- Pronunciation guide
- Examples (words, phrases, or sentences that explain the word in context)
- Other meanings of the word
- Parts of speech (with examples)
- Pictures or symbols
- What it is…
- What it isn’t…
You don’t have to include all those fields on your semantic map – but pick the semantic categories that will benefit your students the most. And you also have options for switching it up throughout the year!
When should I use a semantic map to teach vocabulary?
- During a read aloud. This could be something that you build with your students before reading to help build background knowledge on a specific vocabulary word. You can then revisit it during and after the read-aloud to add more examples or information learned about the word.
- During independent reading. Students could fill out a semantic map for a new or interesting word they found in their independent reading text.
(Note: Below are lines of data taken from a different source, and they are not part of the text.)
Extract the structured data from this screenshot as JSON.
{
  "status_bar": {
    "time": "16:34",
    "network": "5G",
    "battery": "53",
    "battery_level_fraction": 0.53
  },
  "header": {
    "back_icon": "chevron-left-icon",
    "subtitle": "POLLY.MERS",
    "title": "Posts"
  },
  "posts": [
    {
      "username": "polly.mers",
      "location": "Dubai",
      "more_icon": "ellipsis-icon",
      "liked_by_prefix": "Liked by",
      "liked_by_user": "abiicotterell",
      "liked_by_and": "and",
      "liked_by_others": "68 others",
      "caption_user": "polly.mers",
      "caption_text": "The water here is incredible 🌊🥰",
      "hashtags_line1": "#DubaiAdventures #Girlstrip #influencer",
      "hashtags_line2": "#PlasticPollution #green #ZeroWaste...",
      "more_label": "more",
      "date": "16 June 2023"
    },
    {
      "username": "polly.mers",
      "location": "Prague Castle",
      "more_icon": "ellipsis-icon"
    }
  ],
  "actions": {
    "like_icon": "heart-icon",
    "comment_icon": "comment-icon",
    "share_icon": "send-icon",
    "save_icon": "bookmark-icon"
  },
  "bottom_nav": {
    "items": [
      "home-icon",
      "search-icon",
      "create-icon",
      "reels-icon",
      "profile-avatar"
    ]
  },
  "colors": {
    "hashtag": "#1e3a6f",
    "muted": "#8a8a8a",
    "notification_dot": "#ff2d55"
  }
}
You might assign it for homework occasionally too!
- During math, science, social studies. Semantic maps are great for introducing content-specific vocabulary words. Have your students keep their maps in a notebook or binder so they can refer to them all year long!
- During Social Emotional Learning (SEL) as a part of your morning meeting. You could create a semantic map for the specific character traits you want your students to focus on. Think about how awesome it would be if your students had an in-depth understanding of words like empathy, compassion, and perseverance!
I hope you will embrace the semantic map concept–it will be your students’ trusty sidekick as they learn how to become word watchers! Remember, the ultimate goal is for students to have a much deeper understanding of words they encounter – not just a memorized definition.
So, you want to take a small step to align your instruction to SOR? When introducing your students to individual vocabulary words, try using a semantic map and focus on various semantic fields.
Think about your next Science of Reading steps…
- If you feel inspired by this post, check out Episode 143: Use a Semantic Map to better understand how to use a semantic map when introducing new words in isolation.
- If you want to start using semantic maps with little-to-no prep, check out our Nonfiction Science Reading Passages!
- Join us inside The Stellar Literacy Collective, where you will get access to a resource library filled with reading and writing resources that you can use and feel confident that you are taking steps to align your instruction to the Science of Reading.